The mean age of patients with LN was 46.3 years, 86% were female, and the median disease duration was 55.5 months. Anxiety, as measured by the HADS-A score, was highest in patients with LN (median 7.0, interquartile range [IQR]: 6.0–10.0), followed by non-LN SLE patients (median 6.0, IQR: 5.0–8.0). Anxiety rates were highest in the LN cohort (38%), followed by non-LN SLE patients (28%), and least common in HCs (12%).
The HADS-D score indicated that depression was highest in LN patients (median 7.5, IQR: 6.0–11.0), followed by non-LN SLE patients (median 6.0, IQR: 5.0–8.3), and lowest in HCs (median 4.0, IQR: 2.0–6.3) (p < .001). Depression rates were most common in patients with LN (50%), followed by non-LN SLE patients (30%), and the rarest in HCs (10%) (p < .001). Patients with LN ranked lowest in HCs (median 5.0, IQR: 3.0–7.0) (p < .001).
Risk factors for anxiety included age (p = .009), LN activity index (p = .020), alopecia (p = .023), 24 h proteinuria (p = .044), and C-reactive protein (p = .049). Depression risk was independently correlated with age (p = .001) and LN activity index (p = .009).
Limitations included the single-centered nature of the study, as well as the small sample size, which may hinder generalizability. HADS scores were based on a subjective, self-assessment, which may create assessment bias. Lastly, the study did not evaluate the underlying pathogenesis of anxiety and depression in patients with LN.
“In the current study, LN patients had higher anxiety and depression scores compared with non-LN SLE patients and HCs,” investigators concluded. “Meanwhile, LN patients had higher anxiety and depression rates compared with non-LN SLE patients and HCs. Possible explanations could be that: (1) LN patients might face several bleaker events such as pain, disability, discrimination, fear of mortality, and social stress, which might result in psychological problems. (2) The occurrence of LN is accompanied by the recruitment of proinflammation cytokines, which are reported to be closely related to anxiety and depression, subsequently, anxiety and depression have high frequencies in LN patients.”
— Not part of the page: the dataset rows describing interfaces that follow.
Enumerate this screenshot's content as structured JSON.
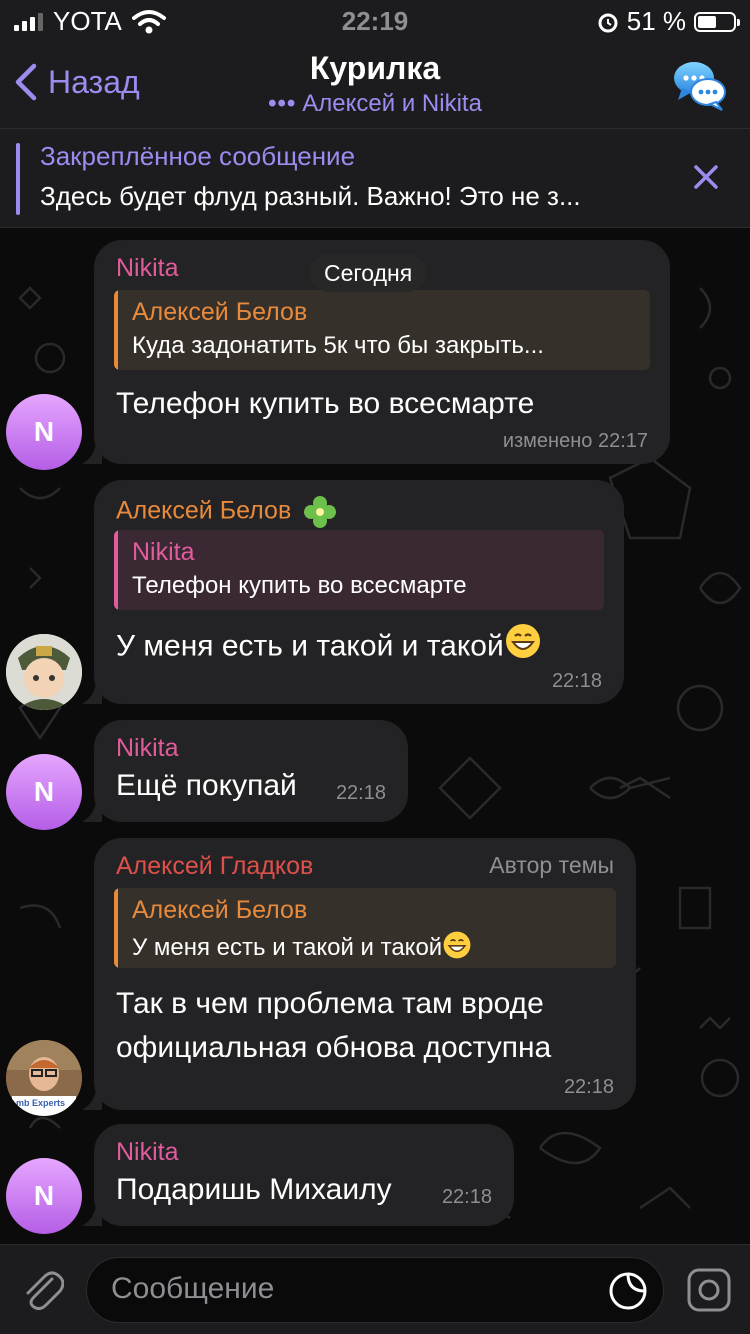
{
  "status": {
    "carrier": "YOTA",
    "time": "22:19",
    "battery": "51 %"
  },
  "nav": {
    "back": "Назад",
    "title": "Курилка",
    "subtitle": "Алексей и Nikita"
  },
  "pinned": {
    "title": "Закреплённое сообщение",
    "text": "Здесь будет флуд разный. Важно! Это не з..."
  },
  "date_label": "Сегодня",
  "messages": [
    {
      "sender": "Nikita",
      "reply_name": "Алексей Белов",
      "reply_text": "Куда задонатить 5к что бы закрыть...",
      "text": "Телефон купить во всесмарте",
      "time": "изменено 22:17"
    },
    {
      "sender": "Алексей Белов",
      "reply_name": "Nikita",
      "reply_text": "Телефон купить во всесмарте",
      "text": "У меня есть и такой и такой",
      "time": "22:18"
    },
    {
      "sender": "Nikita",
      "text": "Ещё покупай",
      "time": "22:18"
    },
    {
      "sender": "Алексей Гладков",
      "badge": "Автор темы",
      "reply_name": "Алексей Белов",
      "reply_text": "У меня есть и такой и такой",
      "text_line1": "Так в чем проблема там вроде",
      "text_line2": "официальная обнова доступна",
      "time": "22:18"
    },
    {
      "sender": "Nikita",
      "text": "Подаришь Михаилу",
      "time": "22:18"
    }
  ],
  "avatars": {
    "nikita_initial": "N",
    "logo_text": "mb Experts"
  },
  "input": {
    "placeholder": "Сообщение"
  },
  "colors": {
    "accent": "#9d8cf0",
    "nikita": "#e05c9c",
    "belov": "#e88a3c",
    "gladkov": "#e0504a",
    "bubble": "#232325"
  }
}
Hu Y, Zhan G. Anxiety and depression prevalence and their risk factors in lupus nephritis patients: A case-control study. Immun Inflamm Dis. 2022;10(9):e689. doi:10.1002/iid3.689